__Work item__
The sole answer should be the number of lines in the material below that hold "this".

Content starts

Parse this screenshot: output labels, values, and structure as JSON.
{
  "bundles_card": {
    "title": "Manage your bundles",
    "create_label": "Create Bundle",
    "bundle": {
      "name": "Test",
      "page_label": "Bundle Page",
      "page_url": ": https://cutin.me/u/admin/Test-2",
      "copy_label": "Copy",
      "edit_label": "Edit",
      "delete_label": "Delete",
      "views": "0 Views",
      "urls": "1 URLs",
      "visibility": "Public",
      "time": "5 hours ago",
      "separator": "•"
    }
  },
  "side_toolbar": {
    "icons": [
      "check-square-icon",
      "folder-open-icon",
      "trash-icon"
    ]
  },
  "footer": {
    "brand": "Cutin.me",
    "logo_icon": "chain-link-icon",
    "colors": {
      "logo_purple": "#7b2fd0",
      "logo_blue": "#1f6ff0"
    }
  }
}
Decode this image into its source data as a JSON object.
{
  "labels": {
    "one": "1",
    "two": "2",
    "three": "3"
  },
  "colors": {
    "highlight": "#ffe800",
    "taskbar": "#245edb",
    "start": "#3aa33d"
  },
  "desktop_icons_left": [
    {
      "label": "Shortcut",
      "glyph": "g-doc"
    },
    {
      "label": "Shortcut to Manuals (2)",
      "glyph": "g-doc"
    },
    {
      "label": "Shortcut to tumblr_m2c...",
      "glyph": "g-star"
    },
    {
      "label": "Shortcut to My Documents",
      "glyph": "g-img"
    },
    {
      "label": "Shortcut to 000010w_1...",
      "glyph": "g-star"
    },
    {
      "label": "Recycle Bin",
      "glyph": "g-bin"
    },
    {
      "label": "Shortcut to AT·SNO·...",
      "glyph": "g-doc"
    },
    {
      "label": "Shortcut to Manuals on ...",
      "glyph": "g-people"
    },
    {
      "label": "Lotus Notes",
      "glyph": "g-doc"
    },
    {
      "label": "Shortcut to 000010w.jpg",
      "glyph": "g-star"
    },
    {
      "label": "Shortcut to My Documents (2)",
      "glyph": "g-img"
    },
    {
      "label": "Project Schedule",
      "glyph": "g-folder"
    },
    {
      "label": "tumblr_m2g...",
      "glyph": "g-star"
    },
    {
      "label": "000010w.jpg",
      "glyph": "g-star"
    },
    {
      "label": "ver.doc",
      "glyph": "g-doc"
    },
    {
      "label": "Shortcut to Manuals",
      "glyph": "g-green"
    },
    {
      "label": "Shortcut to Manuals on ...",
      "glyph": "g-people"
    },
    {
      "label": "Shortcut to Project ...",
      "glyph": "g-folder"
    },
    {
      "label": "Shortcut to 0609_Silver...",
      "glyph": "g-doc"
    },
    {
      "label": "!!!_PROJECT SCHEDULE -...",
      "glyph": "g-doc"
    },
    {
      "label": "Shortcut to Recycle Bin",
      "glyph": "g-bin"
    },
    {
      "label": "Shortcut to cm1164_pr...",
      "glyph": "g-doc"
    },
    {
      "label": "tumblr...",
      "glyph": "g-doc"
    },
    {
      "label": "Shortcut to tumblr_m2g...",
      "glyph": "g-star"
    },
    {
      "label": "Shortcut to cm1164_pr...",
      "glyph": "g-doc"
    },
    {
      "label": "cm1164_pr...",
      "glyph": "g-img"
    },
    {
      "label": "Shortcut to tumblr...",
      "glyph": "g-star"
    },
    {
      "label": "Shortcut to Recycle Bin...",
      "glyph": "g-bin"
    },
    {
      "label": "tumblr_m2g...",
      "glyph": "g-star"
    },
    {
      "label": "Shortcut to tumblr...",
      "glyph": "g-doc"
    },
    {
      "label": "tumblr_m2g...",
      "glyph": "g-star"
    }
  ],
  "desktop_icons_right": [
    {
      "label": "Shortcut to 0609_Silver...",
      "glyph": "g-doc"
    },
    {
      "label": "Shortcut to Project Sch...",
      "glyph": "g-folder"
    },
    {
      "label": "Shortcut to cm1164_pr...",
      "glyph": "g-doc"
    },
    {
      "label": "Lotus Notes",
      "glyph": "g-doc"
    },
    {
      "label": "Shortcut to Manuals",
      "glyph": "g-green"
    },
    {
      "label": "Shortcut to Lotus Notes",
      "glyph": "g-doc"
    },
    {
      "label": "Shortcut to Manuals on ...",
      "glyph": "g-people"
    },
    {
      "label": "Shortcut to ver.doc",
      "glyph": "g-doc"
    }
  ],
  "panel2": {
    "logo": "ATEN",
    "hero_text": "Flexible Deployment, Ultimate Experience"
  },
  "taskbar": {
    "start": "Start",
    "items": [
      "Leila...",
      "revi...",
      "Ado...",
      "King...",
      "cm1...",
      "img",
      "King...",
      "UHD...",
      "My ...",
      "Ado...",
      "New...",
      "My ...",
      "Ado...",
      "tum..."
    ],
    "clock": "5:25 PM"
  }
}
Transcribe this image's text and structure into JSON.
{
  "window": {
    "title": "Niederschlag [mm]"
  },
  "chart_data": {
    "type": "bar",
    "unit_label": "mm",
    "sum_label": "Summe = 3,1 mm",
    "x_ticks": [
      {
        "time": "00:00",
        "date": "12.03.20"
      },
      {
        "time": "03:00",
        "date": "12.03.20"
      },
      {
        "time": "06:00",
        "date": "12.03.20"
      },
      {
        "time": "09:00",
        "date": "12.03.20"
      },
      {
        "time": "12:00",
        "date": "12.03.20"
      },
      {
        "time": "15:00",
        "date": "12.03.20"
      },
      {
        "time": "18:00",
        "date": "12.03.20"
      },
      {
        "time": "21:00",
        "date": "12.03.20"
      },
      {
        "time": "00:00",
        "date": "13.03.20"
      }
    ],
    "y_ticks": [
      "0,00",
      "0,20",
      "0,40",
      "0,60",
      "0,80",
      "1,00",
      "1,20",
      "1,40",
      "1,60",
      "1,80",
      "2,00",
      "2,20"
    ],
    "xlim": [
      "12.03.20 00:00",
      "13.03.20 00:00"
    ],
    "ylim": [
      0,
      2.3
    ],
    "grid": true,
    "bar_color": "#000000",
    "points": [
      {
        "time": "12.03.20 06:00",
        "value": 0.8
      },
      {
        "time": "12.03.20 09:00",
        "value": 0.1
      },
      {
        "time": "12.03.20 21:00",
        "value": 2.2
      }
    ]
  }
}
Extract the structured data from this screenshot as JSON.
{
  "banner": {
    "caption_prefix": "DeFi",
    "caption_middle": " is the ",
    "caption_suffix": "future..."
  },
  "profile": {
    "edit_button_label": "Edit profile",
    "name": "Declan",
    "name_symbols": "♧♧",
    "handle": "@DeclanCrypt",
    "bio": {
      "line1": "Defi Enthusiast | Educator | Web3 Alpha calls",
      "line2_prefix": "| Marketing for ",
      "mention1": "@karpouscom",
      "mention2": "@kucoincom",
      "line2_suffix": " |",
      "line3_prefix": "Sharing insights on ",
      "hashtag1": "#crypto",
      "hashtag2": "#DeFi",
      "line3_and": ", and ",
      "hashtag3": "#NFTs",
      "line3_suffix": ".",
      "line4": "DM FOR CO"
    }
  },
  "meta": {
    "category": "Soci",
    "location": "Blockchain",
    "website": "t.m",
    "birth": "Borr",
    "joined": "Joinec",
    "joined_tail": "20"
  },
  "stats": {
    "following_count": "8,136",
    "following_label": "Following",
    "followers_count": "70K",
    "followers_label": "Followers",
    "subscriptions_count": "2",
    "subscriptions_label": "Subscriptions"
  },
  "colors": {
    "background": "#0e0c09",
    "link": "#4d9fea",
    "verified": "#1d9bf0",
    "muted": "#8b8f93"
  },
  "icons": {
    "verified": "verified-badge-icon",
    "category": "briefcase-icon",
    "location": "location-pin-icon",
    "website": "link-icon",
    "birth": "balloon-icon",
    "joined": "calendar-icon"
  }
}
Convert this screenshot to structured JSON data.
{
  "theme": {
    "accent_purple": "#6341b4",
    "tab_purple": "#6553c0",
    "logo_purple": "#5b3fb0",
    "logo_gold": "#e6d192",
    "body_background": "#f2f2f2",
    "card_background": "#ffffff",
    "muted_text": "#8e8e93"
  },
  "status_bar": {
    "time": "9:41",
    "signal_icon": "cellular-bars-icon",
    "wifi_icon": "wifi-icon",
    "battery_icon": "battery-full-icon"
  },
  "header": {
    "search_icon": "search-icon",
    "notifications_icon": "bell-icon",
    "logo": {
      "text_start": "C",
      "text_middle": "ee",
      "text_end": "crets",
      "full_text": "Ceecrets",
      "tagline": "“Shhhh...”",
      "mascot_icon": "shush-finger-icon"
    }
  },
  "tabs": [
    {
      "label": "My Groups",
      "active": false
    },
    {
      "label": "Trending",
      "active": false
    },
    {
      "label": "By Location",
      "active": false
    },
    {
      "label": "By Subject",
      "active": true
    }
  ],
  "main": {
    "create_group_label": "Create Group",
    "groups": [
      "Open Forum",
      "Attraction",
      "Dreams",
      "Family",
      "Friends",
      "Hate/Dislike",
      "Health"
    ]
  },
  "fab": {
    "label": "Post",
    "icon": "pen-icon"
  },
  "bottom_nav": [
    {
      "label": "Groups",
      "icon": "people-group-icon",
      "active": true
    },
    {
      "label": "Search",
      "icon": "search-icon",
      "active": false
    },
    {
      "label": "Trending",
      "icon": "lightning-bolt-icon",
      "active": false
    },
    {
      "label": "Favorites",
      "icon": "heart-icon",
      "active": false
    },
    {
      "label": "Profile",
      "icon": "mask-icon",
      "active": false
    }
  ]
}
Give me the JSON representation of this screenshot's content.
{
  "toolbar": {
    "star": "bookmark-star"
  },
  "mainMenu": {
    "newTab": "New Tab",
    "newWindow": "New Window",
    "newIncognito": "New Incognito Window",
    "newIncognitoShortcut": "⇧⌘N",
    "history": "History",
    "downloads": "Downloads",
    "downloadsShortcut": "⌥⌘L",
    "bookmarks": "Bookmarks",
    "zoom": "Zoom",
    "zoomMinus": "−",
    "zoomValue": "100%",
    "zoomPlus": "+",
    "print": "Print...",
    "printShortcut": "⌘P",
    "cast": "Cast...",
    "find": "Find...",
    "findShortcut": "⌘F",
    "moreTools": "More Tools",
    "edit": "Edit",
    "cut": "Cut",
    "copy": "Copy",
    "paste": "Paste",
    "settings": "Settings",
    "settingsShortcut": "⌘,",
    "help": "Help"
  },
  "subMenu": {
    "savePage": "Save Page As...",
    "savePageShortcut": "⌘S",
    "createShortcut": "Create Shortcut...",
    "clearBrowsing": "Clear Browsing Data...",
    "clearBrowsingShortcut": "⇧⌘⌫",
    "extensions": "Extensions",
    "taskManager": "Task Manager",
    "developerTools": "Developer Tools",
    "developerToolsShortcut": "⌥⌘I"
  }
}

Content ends

__Response to the task__
6